The Delhi High Court had some stern words for a former member of the Aam Aadmi Party (AAP), Sandeep Kumar, who tried to get Arvind Kejriwal ousted as Chief Minister (CM) of Delhi. Kumar’s move came after Kejriwal got arrested by the Enforcement Directorate (ED) in a money laundering case linked to the Delhi excise policy scam.

The Court wasn’t too pleased with Kumar’s petition, especially since two similar ones had already been thrown out earlier by the High Court. Justice Subramonium Prasad, the judge overseeing the case, criticized Kumar for wasting the Court’s time with what he called a “publicity interest petition.” He even suggested that Kumar should be slapped with hefty fines for his actions.

This wasn’t the first time the Court had to deal with attempts to remove Kejriwal from his position. Just a few days before Kumar’s attempt, another person named Surjit Singh Yadav had filed a similar petition, but that too was rejected. The Court had then emphasized that such matters are usually left for the executive and the President to handle, not the Court.

Then came another attempt from Vishnu Gupta, the president of the Hindu Sena, who also tried to get Kejriwal ousted. But the Court wasn’t swayed and essentially said that it’s up to Kejriwal himself whether he wants to continue as CM or not. However, they hinted that sometimes personal interests need to take a backseat to national interests.

Now, Kumar’s petition was the third of its kind. He argued that Kejriwal, despite being unfit for the job, was still holding onto the position of CM, causing all sorts of problems, including constitutional complications and violating people’s Right to Life in Delhi.

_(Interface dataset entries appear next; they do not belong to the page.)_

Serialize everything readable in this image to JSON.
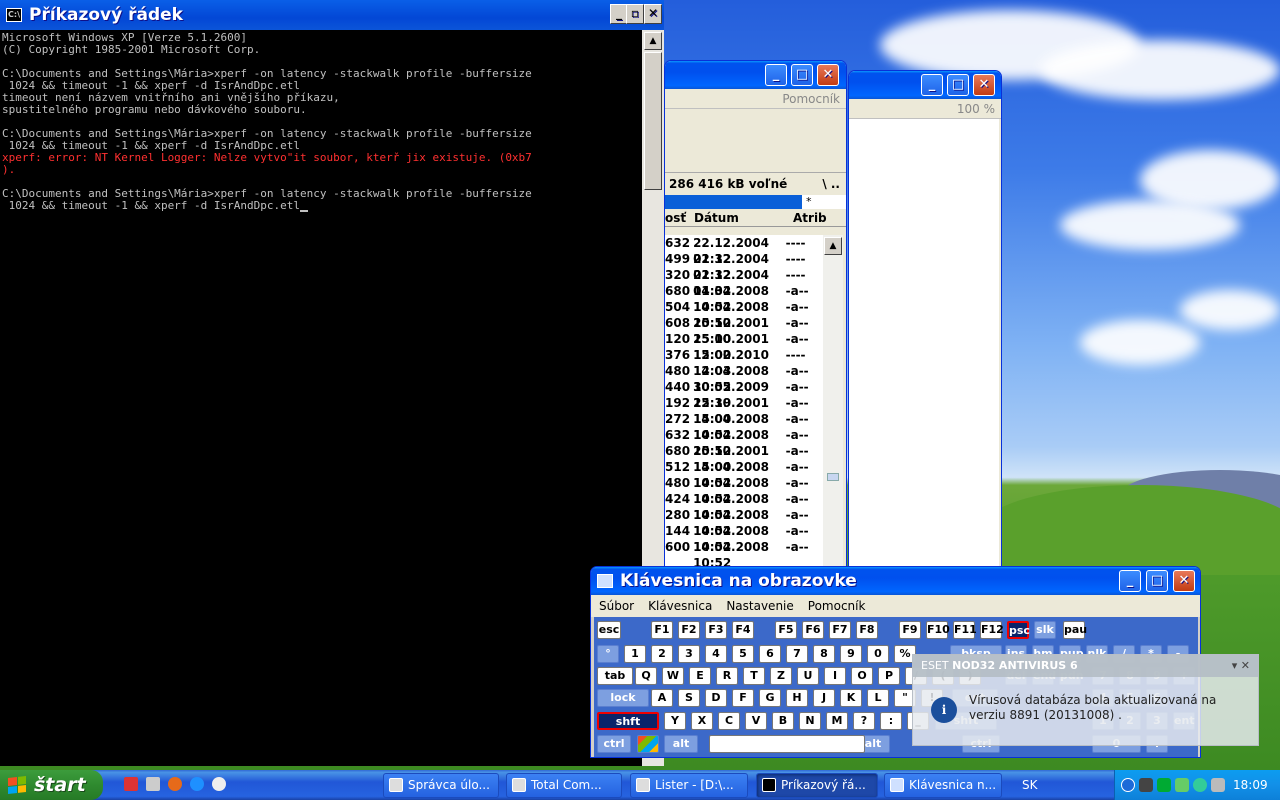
{
  "cmd": {
    "title": "Příkazový řádek",
    "lines": [
      "Microsoft Windows XP [Verze 5.1.2600]",
      "(C) Copyright 1985-2001 Microsoft Corp.",
      "",
      "C:\\Documents and Settings\\Mária>xperf -on latency -stackwalk profile -buffersize",
      " 1024 && timeout -1 && xperf -d IsrAndDpc.etl",
      "timeout není názvem vnitřního ani vnějšího příkazu,",
      "spustitelného programu nebo dávkového souboru.",
      "",
      "C:\\Documents and Settings\\Mária>xperf -on latency -stackwalk profile -buffersize",
      " 1024 && timeout -1 && xperf -d IsrAndDpc.etl"
    ],
    "error_lines": [
      "xperf: error: NT Kernel Logger: Nelze vytvo\"it soubor, kterř jix existuje. (0xb7",
      ")."
    ],
    "last_lines": [
      "",
      "C:\\Documents and Settings\\Mária>xperf -on latency -stackwalk profile -buffersize",
      " 1024 && timeout -1 && xperf -d IsrAndDpc.etl"
    ]
  },
  "lister": {
    "menu_help": "Pomocník",
    "free_space": "286 416 kB voľné",
    "path_marks": "\\  ..",
    "filter": "*",
    "columns": [
      "osť",
      "Dátum",
      "Atrib"
    ],
    "rows": [
      [
        "632",
        "22.12.2004 01:32",
        "----"
      ],
      [
        "499",
        "22.12.2004 01:32",
        "----"
      ],
      [
        "320",
        "22.12.2004 01:32",
        "----"
      ],
      [
        "680",
        "14.04.2008 10:52",
        "-a--"
      ],
      [
        "504",
        "14.04.2008 10:52",
        "-a--"
      ],
      [
        "608",
        "25.10.2001 15:00",
        "-a--"
      ],
      [
        "120",
        "25.10.2001 15:00",
        "-a--"
      ],
      [
        "376",
        "12.02.2010 12:03",
        "----"
      ],
      [
        "480",
        "14.04.2008 10:52",
        "-a--"
      ],
      [
        "440",
        "30.05.2009 12:39",
        "-a--"
      ],
      [
        "192",
        "25.10.2001 15:00",
        "-a--"
      ],
      [
        "272",
        "14.04.2008 10:52",
        "-a--"
      ],
      [
        "632",
        "14.04.2008 10:52",
        "-a--"
      ],
      [
        "680",
        "25.10.2001 15:00",
        "-a--"
      ],
      [
        "512",
        "14.04.2008 10:52",
        "-a--"
      ],
      [
        "480",
        "14.04.2008 10:52",
        "-a--"
      ],
      [
        "424",
        "14.04.2008 10:52",
        "-a--"
      ],
      [
        "280",
        "14.04.2008 10:52",
        "-a--"
      ],
      [
        "144",
        "14.04.2008 10:52",
        "-a--"
      ],
      [
        "600",
        "14.04.2008 10:52",
        "-a--"
      ]
    ]
  },
  "spravca": {
    "zoom": "100 %"
  },
  "osk": {
    "title": "Klávesnica na obrazovke",
    "menu": [
      "Súbor",
      "Klávesnica",
      "Nastavenie",
      "Pomocník"
    ],
    "row0": [
      "esc",
      "F1",
      "F2",
      "F3",
      "F4",
      "F5",
      "F6",
      "F7",
      "F8",
      "F9",
      "F10",
      "F11",
      "F12",
      "psc",
      "slk",
      "pau"
    ],
    "row1": [
      "°",
      "1",
      "2",
      "3",
      "4",
      "5",
      "6",
      "7",
      "8",
      "9",
      "0",
      "%",
      "bksp",
      "ins",
      "hm",
      "pup",
      "nlk",
      "/",
      "*",
      "-"
    ],
    "row2": [
      "tab",
      "Q",
      "W",
      "E",
      "R",
      "T",
      "Z",
      "U",
      "I",
      "O",
      "P",
      "/",
      "(",
      ")",
      "del",
      "end",
      "pdn",
      "7",
      "8",
      "9",
      "+"
    ],
    "row3": [
      "lock",
      "A",
      "S",
      "D",
      "F",
      "G",
      "H",
      "J",
      "K",
      "L",
      "\"",
      "!",
      "ent",
      "4",
      "5",
      "6"
    ],
    "row4": [
      "shft",
      "Y",
      "X",
      "C",
      "V",
      "B",
      "N",
      "M",
      "?",
      ":",
      "_",
      "shft",
      "1",
      "2",
      "3",
      "ent"
    ],
    "row5": [
      "ctrl",
      "alt",
      "alt",
      "ctrl",
      "0",
      "."
    ]
  },
  "notification": {
    "title_prefix": "ESET ",
    "title_bold": "NOD32 ANTIVIRUS 6",
    "message": "Vírusová databáza bola aktualizovaná na verziu 8891 (20131008) ."
  },
  "taskbar": {
    "start": "štart",
    "buttons": [
      "Správca úlo...",
      "Total Com...",
      "Lister - [D:\\...",
      "Príkazový řá...",
      "Klávesnica n..."
    ],
    "lang": "SK",
    "clock": "18:09"
  },
  "colors": {
    "console_bg": "#000000",
    "console_text": "#c0c0c0",
    "error_text": "#ff3030",
    "xp_blue": "#0053ee"
  }
}
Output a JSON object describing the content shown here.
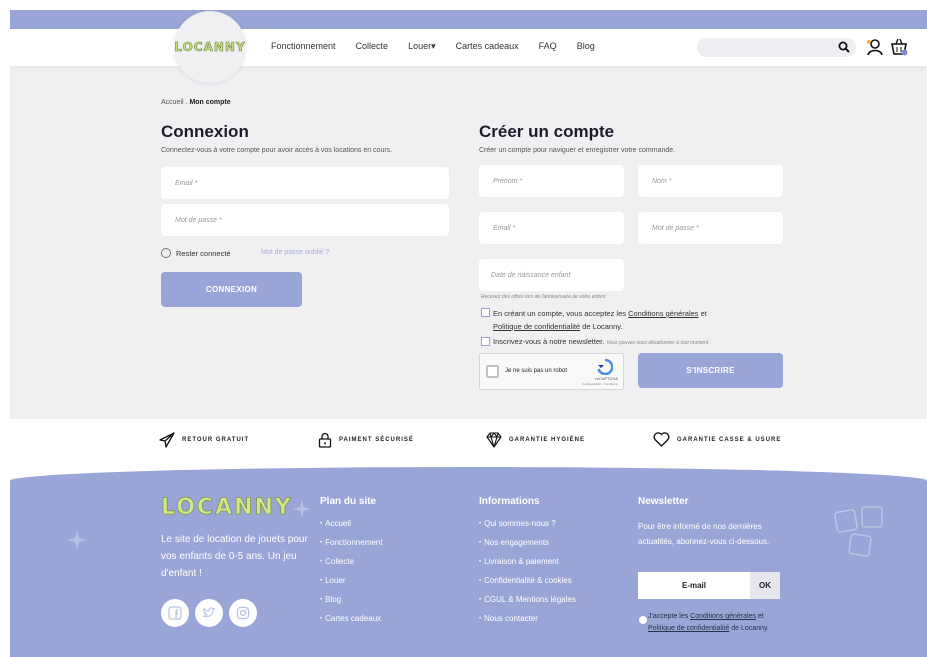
{
  "header": {
    "logo": "LOCANNY",
    "nav": [
      "Fonctionnement",
      "Collecte",
      "Louer",
      "Cartes cadeaux",
      "FAQ",
      "Blog"
    ],
    "louer_caret": "▾",
    "search": {
      "placeholder": ""
    },
    "icons": [
      "search-icon",
      "user-icon",
      "basket-icon"
    ]
  },
  "breadcrumb": {
    "home": "Accueil",
    "sep": ".",
    "current": "Mon compte"
  },
  "login": {
    "title": "Connexion",
    "subtitle": "Connectez-vous à votre compte pour avoir accès à vos locations en cours.",
    "email_placeholder": "Email *",
    "password_placeholder": "Mot de passe *",
    "remember": "Rester connecté",
    "forgot": "Mot de passe oublié ?",
    "button": "CONNEXION"
  },
  "register": {
    "title": "Créer un compte",
    "subtitle": "Créer un compte pour naviguer et enregistrer votre commande.",
    "firstname_placeholder": "Prénom *",
    "lastname_placeholder": "Nom *",
    "email_placeholder": "Email *",
    "password_placeholder": "Mot de passe *",
    "birthdate_placeholder": "Date de naissance enfant",
    "birthdate_hint": "Recevez des offres lors de l'anniversaire de votre enfant",
    "terms_before": "En créant un compte, vous acceptez les ",
    "terms_link": "Conditions générales",
    "terms_mid": " et",
    "privacy_link": "Politique de confidentialité",
    "terms_after": " de Locanny.",
    "newsletter": "Inscrivez-vous à notre newsletter.",
    "newsletter_hint": "Vous pouvez vous désabonner à tout moment.",
    "captcha_label": "Je ne suis pas un robot",
    "captcha_brand": "reCAPTCHA",
    "captcha_links": "Confidentialité - Conditions",
    "button": "S'INSCRIRE"
  },
  "features": [
    {
      "icon": "paper-plane-icon",
      "label": "RETOUR GRATUIT"
    },
    {
      "icon": "lock-icon",
      "label": "PAIMENT SÉCURISÉ"
    },
    {
      "icon": "diamond-icon",
      "label": "GARANTIE HYGIÈNE"
    },
    {
      "icon": "heart-icon",
      "label": "GARANTIE CASSE & USURE"
    }
  ],
  "footer": {
    "logo": "LOCANNY",
    "description": "Le site de location de jouets pour vos enfants de 0-5 ans. Un jeu d'enfant !",
    "social": [
      "facebook-icon",
      "twitter-icon",
      "instagram-icon"
    ],
    "sitemap": {
      "title": "Plan du site",
      "items": [
        "Accueil",
        "Fonctionnement",
        "Collecte",
        "Louer",
        "Blog",
        "Cartes cadeaux"
      ]
    },
    "info": {
      "title": "Informations",
      "items": [
        "Qui sommes-nous ?",
        "Nos engagements",
        "Livraison & paiement",
        "Confidentialité & cookies",
        "CGUL & Mentions légales",
        "Nous contacter"
      ]
    },
    "newsletter": {
      "title": "Newsletter",
      "text": "Pour être informé de nos dernières actualités, abonnez-vous ci-dessous.",
      "email_label": "E-mail",
      "ok": "OK",
      "consent_before": "J'accepte les ",
      "consent_link1": "Conditions générales",
      "consent_mid": " et",
      "consent_link2": "Politique de confidentialité",
      "consent_after": " de Locanny."
    }
  },
  "colors": {
    "accent": "#98a5d6",
    "logo_green": "#c7dd84",
    "background": "#f0f0f3"
  }
}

Kumar wanted the Court to issue what’s called a “writ of quo warranto” against Kejriwal. This basically means demanding Kejriwal to prove why he should be allowed to hold the position of CM under the Constitution. Kumar then asked for Kejriwal to be removed from his office, whether it’s with or without looking back at his past actions.

In simpler terms, the Court was not amused by Kumar’s attempt to remove Kejriwal as CM, especially since similar attempts had already been shut down before. They made it clear that such matters are usually left to the executive branch, not the courts. So, for now, Kejriwal remains the CM of Delhi, and Kumar’s efforts didn’t get him very far.